> **TRY IT**
Pull out all lines from the listing below in which the word "Settings" appears.

> **DATA SUPPLIED**
++++
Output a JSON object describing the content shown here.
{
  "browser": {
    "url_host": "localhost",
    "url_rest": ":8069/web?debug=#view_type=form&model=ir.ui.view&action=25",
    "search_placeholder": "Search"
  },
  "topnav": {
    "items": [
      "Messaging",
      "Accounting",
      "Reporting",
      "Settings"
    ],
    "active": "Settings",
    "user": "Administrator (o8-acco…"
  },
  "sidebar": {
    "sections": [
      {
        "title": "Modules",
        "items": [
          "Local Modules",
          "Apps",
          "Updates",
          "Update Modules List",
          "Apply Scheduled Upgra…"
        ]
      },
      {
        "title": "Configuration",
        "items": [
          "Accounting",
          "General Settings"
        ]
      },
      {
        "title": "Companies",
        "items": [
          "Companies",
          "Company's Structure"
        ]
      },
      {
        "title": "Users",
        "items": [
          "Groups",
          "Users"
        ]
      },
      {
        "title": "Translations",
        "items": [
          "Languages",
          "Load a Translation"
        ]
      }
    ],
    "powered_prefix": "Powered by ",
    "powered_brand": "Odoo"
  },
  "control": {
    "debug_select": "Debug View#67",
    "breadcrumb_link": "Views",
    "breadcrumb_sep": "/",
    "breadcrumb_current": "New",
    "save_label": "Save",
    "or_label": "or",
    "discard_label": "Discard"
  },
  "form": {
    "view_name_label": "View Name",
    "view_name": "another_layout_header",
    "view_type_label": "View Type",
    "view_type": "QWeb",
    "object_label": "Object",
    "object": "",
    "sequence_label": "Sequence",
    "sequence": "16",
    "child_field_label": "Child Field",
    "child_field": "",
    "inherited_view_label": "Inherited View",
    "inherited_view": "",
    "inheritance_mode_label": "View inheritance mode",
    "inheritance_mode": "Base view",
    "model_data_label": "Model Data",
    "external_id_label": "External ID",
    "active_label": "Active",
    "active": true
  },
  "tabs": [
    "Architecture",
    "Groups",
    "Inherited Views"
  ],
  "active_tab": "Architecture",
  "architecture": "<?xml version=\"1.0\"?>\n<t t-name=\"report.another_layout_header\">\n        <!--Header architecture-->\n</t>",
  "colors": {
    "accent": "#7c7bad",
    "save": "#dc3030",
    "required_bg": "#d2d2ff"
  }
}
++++
> **TASK SOLUTION**
      "Settings"
    "active": "Settings",
          "General Settings"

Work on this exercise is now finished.